Terminology: My approach to arriving at the CJ Interpretation of Roguelike:
“We need a different name from ‘permadeath, When people talk about permadeath, they talk about us three being mean. ‘Oh, they wanted to make it extra hard, so they threw in permadeath.’ [But] permadeath is [just] an example of ‘consequence persistence’.”
Rogue co-creator Glenn Wichman
While looking for references for these posts I found the above phrase, and it exemplifies a core concept of my interpretation of roguelikes: To focus on the higher principles and on the experiences the mechanics enable rather than focusing on the mechanics themselves.
I consider my current project “Lenurian”, to be a realtime roguelike.

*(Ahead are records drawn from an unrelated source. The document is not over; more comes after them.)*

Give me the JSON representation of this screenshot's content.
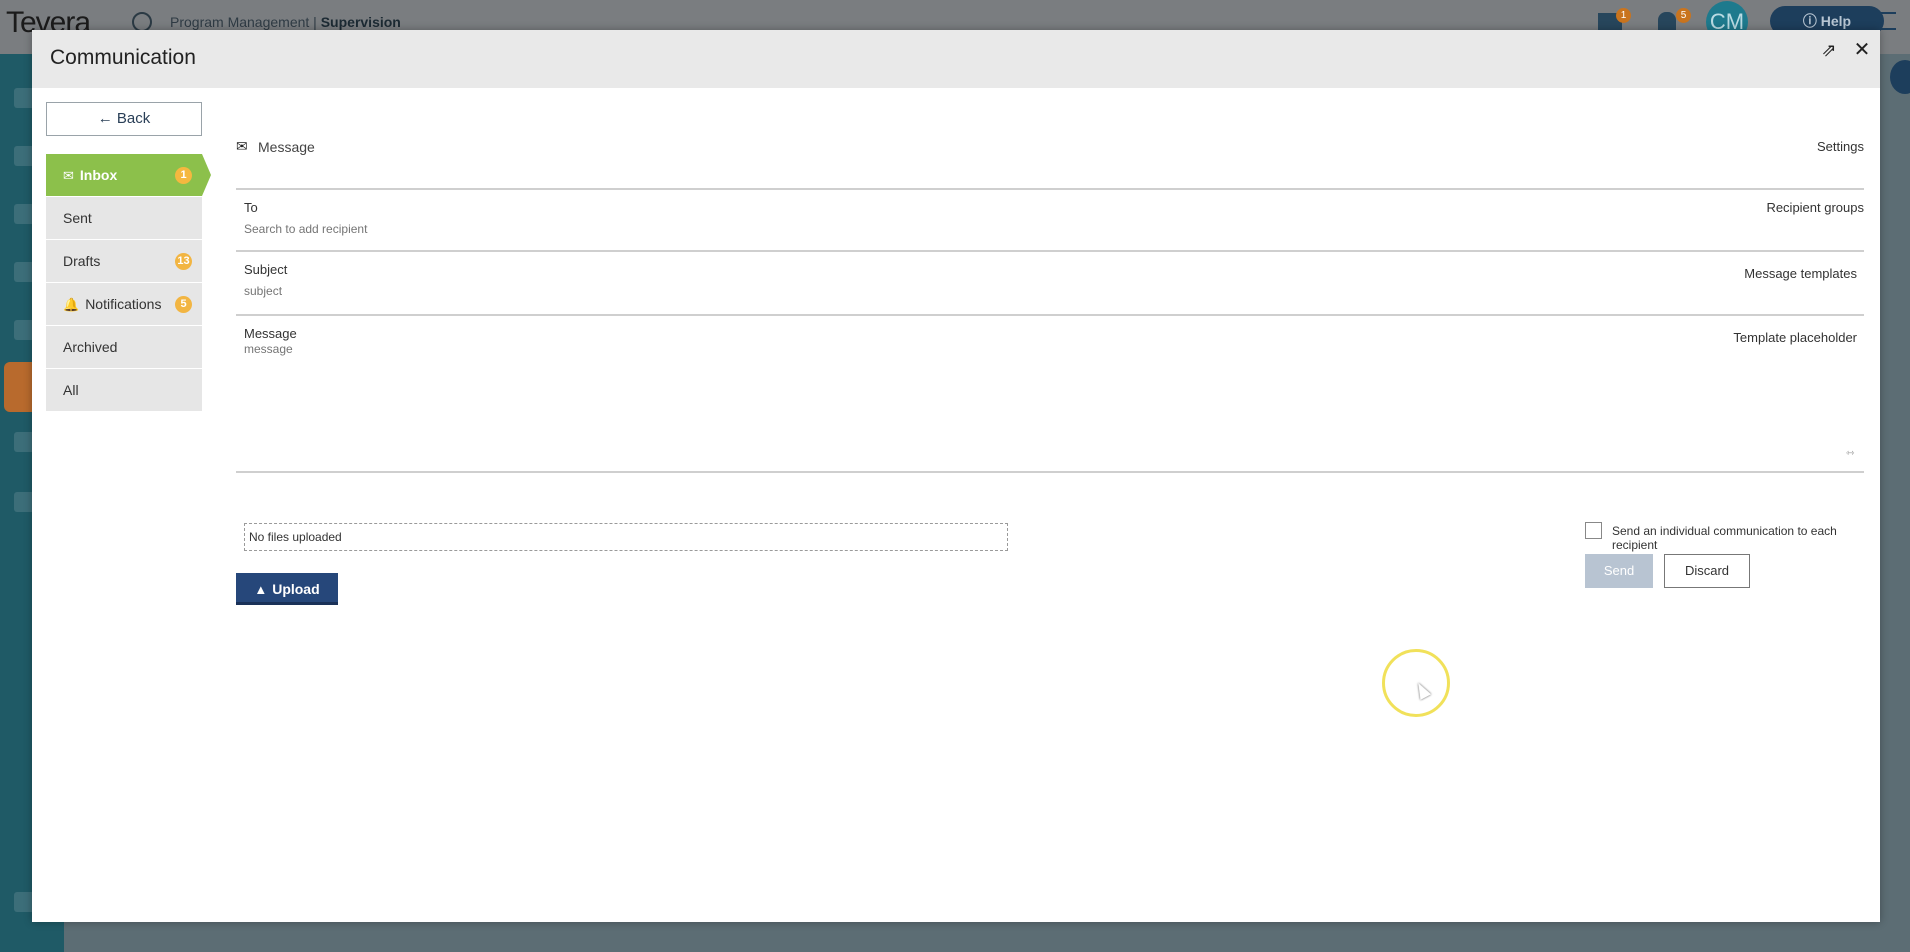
{
  "app": {
    "logo_text": "Tevera",
    "breadcrumb_prefix": "Program Management | ",
    "breadcrumb_current": "Supervision",
    "mail_badge": "1",
    "bell_badge": "5",
    "avatar_initials": "CM",
    "help_label": "Help"
  },
  "modal": {
    "title": "Communication",
    "back_label": "Back",
    "nav": [
      {
        "label": "Inbox",
        "badge": "1"
      },
      {
        "label": "Sent",
        "badge": ""
      },
      {
        "label": "Drafts",
        "badge": "13"
      },
      {
        "label": "Notifications",
        "badge": "5"
      },
      {
        "label": "Archived",
        "badge": ""
      },
      {
        "label": "All",
        "badge": ""
      }
    ]
  },
  "compose": {
    "header_label": "Message",
    "settings_label": "Settings",
    "to_label": "To",
    "to_placeholder": "Search to add recipient",
    "recipient_groups_label": "Recipient groups",
    "subject_label": "Subject",
    "subject_placeholder": "subject",
    "message_templates_label": "Message templates",
    "message_label": "Message",
    "message_placeholder": "message",
    "template_placeholder_label": "Template placeholder",
    "files_status": "No files uploaded",
    "upload_label": "Upload",
    "individual_checkbox_label": "Send an individual communication to each recipient",
    "send_label": "Send",
    "discard_label": "Discard"
  },
  "colors": {
    "accent_green": "#8cc04b",
    "upload_blue": "#26477a",
    "badge_orange": "#f2b542"
  }
}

I understand that not everyone will agree, because to many people the turn based nature is integral to the experience. I realized that what I liked most in turn based games(including roguelikes) was the way it enabled Tactical complexity: combat/exploration focused on Positioning, situational awareness, carefull thinking, etc…, so to me those things are what gives the roguelike feel, and turn base gameplay is just one possible way to enable those things. To other people the important thing is the turn based gameplay and the things I like are secondary. However, It is perfectly possible to create a roguelike that perfectly complies with the Temple of the roguelike´s Classic Roguelike Definition but make it so simple and straightforward, that the player will never have many options to consider and there will be no tactical complexity.
What If we have a roguelike with a timer for your actions (like a chess clock)? it is mechanically very close to a traditional roguelike(And indeed would be considered a roguelike by many definitions ), but that feeling of time-control that enables a rogueliker to carefully weight every possible decision vanishes. In comparison, a real time game that allows one to creep around, observe the environment and it´s denizens, plan according to what was observed and only then act(Maybe something like hitman or Deus Ex on a dungeon) Would feel closer to that feeling, despite being real time(Anyway, that is my thesis will see If I can make it work when/if Lenurian is ready).
“Consequence Persistance” is the principle from which permadeath springs, but there are other ways to manifest it. the Soulsborne games and Sekiro are not roguelikes, but their single-automatic save system combined with a persistent world is one way of applying this principle: these games have a single save slot per character, and saving is automatic, meaning that the player has to deal with the consequences of all his action when dealing with NPCs questlines. sekiro has an additional mechanic where friendly NPCs get weaker when the player dies.i believe this kind of mechanic can arguably be MORE punishing and engaging than permadeath, since it forces the player to keep dealing with the consequences of failure instead of simply wiping the slate clean.
Many people(including all of those that use the berlin interpretation) consider the fact the player and non-player characters follow the same rules, to be a relatively unimportant aspect of a roguelike, but to me it is absolutely essential(moreso than permadeath), this sort of consistence is something that stands at the core of my appreciation of roguelikes, and roguelikes that don´t have that don´t really interest me.
So my approach is to focus less on the mechanics, and more on the principles behind them and what they enable.
Let´s use ASCII graphics as an example: To some people they are integral to the experience, similar to how some people prefer books without illustrations in order to have their imaginations do all the work, to others, gameplay is more important and aesthetics is barely relevant. In my case, graphics that show extra information, like equipment/weapons/class of the characters/monster enhances the roguelike feel, because the graphics remain clear and unambiguous but gives me more information to consider tactically ,helping me engage with the aforementioned tactical complexity aspect of the game, and to engage with other subsystems ( e.g.: the inventory systems).Conversely is perfectly easily to make a game that uses ASCII graphics badly(e.g.: The creator might prioritize aesthetics and choose a font that makes the Upper Case “I” and lower case “l” look the same so that it is hard for the player to know if they are against an “Iron Golen” or a “leprechaun”), and most Roguelike definitions would be more inclusive of the latter example then of tile graphics.
But what if instead of focusing on “ASCII Graphics” we focused on “Unambiguous Graphics prioritizing clarity and gameplay over aesthetics”? We would have a much more inclusive definition that nonetheless readily accept clear tile graphics over unclear ASCII. That is the approach I try to follow.